Consideration should be given to utilizing parent/guardian-completed screening tools, such as the Ages and Stages Questionnaire (ASQ) (for a list of validated developmental screening tools, see the American Academy of Pediatric’s [AAP] list of developmental screening tools at http://www
grid.pdf). The caregiver/teacher should explain the results to parents/guardians honestly, with sensitivity, and without using technical jargon (11).

Resources for implementing a program that involves a formalized system of developmental screening are available at the Centers for Disease Control and Prevention (CDC) at and the AAP at

Scheduling meetings at times convenient for parent/guardian participation is optimal. Those conducting an evaluation, and when subsequently discussing the findings with the family, should consider parents’/guardians’ input. Parents/guardians have both the motive and the legal right to be included in decision-making and to seek other opinions.

A second, independent opinion could be provided by the program’s child care health consultant or the child’s primary care provider.

Center, Early Head Start, Head Start, Large Family Child Care Home, Small Family Child Care Home
RELATED STANDARDS Additional Qualifications for Caregivers/Teachers Serving Children Three to Five Years of Age Qualifications and Responsibilities for Health Advocates Unscheduled Access to Rest Areas Written Policy on Confidentiality of Records
  1. Copple, C., S. Bredekamp. 2009. Developmentally appropriate practice in early childhood programs serving children at birth through age 8. 3rd ed. Washington, DC: National Association for the Education of Young Children.
  2. Dworkin, P. H. 1989. British and American recommendations for developmental monitoring: The role of surveillance.
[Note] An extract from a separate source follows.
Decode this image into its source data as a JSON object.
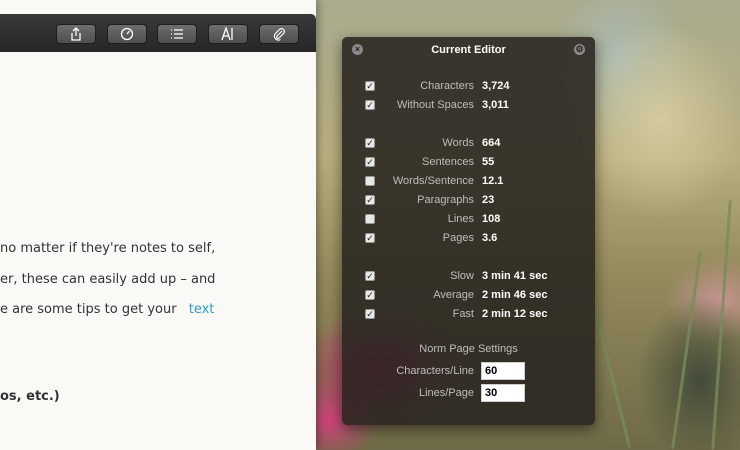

Pediatrics 84:1000-1010.
  3. Brothers, K. l., F. Glascoe, N. Robertshaw. 2008. PEDS: Developmental milestones - An accurate brief tool for surveillance and screening. Clinical Pediatrics 47:271-79.
  4. Kostelnik, M. J., A. K. Soderman, A. P. Whiren. 2006. Developmentally appropriate curriculum best practices in early childhood education. Upper Saddle River, NJ: Prentice Hall.
  5. Squires, J., D. Bricker. 2009. Ages and stages questionnaires. Baltimore: Brookes Publishing.
  6. Centers for Disease Control and Prevention. Learn the signs. Act early.
  7. American Academy of Pediatrics, Council on Children With Disabilities, Section on Developmental Behavioral Pediatrics, Bright Futures Steering Committee and Medical Home Initiatives for Children With Special Needs Project Advisory Committee. 2006. Identifying infants and young children with developmental disorders in the medical home: An alogorithm for developmental surveillance and screening. Pediatrics 118:405-20.
  8. Hagan, J. F., J. S. Shaw, P. M. Duncan, eds. 2008. Bright futures: Guidelines for health supervision of infants, children, and adolescents. 3rd ed. Elk Grove Village, IL: American Academy of Pediatrics.
  9. Gilliam, W. S., S. Meisels, L. Mayes. 2005. Screening and surveillance in early intervention systems. In A developmental systems approach to early intervention: National and international perspectives, ed. M. J. Guralnick, 73-98. Baltimore, MD: Brookes Publishing.
  10. Glascoe, F. P. 2005. Screening for developmental and behavioral problems. Mental Retardation Develop Disabilities 11:173-79.
  11. O’Connor, S., et al. 1996. ASQ: Assessing school age child care quality. Wellesly, MA: Center for Research on Women.